▶ **Source information**:
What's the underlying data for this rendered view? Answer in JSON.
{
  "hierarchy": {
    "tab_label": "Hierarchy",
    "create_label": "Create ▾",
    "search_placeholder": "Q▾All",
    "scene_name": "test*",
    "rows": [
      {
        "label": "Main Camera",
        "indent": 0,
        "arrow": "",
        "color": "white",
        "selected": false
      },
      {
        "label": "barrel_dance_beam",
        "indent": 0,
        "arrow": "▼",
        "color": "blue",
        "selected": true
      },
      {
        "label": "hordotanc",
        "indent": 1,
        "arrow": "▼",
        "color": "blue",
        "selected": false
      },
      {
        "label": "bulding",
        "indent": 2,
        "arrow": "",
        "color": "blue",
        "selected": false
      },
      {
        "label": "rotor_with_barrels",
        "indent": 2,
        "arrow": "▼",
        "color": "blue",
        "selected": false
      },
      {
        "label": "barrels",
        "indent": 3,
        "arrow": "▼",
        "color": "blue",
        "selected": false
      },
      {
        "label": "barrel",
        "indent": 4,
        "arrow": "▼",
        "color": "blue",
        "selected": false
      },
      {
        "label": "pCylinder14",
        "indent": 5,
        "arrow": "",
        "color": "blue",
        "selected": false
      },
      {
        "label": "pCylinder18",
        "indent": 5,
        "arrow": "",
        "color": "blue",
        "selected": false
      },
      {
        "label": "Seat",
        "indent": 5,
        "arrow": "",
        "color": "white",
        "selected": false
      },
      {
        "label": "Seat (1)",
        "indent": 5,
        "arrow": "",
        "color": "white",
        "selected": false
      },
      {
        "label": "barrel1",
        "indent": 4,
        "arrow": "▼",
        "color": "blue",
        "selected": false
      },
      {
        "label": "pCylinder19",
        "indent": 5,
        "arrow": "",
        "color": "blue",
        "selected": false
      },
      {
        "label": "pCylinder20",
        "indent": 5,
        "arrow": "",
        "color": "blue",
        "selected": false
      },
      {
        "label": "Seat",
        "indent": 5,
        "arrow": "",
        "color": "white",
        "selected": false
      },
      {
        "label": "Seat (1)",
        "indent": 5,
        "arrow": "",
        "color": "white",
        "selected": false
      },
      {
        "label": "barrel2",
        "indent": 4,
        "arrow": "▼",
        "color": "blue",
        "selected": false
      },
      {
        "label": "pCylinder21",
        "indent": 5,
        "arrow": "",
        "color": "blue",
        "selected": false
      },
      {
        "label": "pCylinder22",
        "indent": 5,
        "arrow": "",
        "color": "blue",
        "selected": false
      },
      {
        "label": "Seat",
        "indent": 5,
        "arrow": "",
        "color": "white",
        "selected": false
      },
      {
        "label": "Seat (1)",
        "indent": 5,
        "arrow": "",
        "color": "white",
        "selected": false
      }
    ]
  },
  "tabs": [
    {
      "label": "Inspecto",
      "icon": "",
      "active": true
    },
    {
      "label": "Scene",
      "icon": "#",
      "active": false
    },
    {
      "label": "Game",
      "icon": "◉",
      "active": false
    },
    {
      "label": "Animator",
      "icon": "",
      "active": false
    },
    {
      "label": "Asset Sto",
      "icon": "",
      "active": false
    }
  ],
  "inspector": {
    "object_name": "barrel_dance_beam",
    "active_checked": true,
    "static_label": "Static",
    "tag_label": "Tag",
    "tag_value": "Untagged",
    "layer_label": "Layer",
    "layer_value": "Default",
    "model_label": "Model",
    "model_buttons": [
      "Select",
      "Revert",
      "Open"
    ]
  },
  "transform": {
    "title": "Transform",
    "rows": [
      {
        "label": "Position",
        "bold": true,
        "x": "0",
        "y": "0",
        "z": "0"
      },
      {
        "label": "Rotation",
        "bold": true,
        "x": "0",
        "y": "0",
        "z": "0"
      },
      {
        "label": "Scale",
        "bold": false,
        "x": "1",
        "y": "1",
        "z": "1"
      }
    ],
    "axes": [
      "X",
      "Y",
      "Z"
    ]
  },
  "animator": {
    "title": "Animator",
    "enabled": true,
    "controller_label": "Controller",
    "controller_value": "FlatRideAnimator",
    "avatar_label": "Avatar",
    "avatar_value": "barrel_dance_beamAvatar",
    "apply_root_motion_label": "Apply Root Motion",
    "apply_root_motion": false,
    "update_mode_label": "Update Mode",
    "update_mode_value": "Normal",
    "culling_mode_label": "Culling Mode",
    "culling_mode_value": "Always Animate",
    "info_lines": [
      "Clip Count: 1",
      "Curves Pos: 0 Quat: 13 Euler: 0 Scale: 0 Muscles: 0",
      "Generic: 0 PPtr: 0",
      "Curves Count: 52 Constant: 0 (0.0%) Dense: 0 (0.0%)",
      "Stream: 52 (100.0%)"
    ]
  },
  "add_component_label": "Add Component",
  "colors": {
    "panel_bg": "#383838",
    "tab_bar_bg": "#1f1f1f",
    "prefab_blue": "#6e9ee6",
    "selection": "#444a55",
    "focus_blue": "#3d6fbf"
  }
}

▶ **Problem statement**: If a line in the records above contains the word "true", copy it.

▶ **Reply**:
        "selected": true
      "active": true
    "active_checked": true,
        "bold": true,
        "bold": true,
    "enabled": true,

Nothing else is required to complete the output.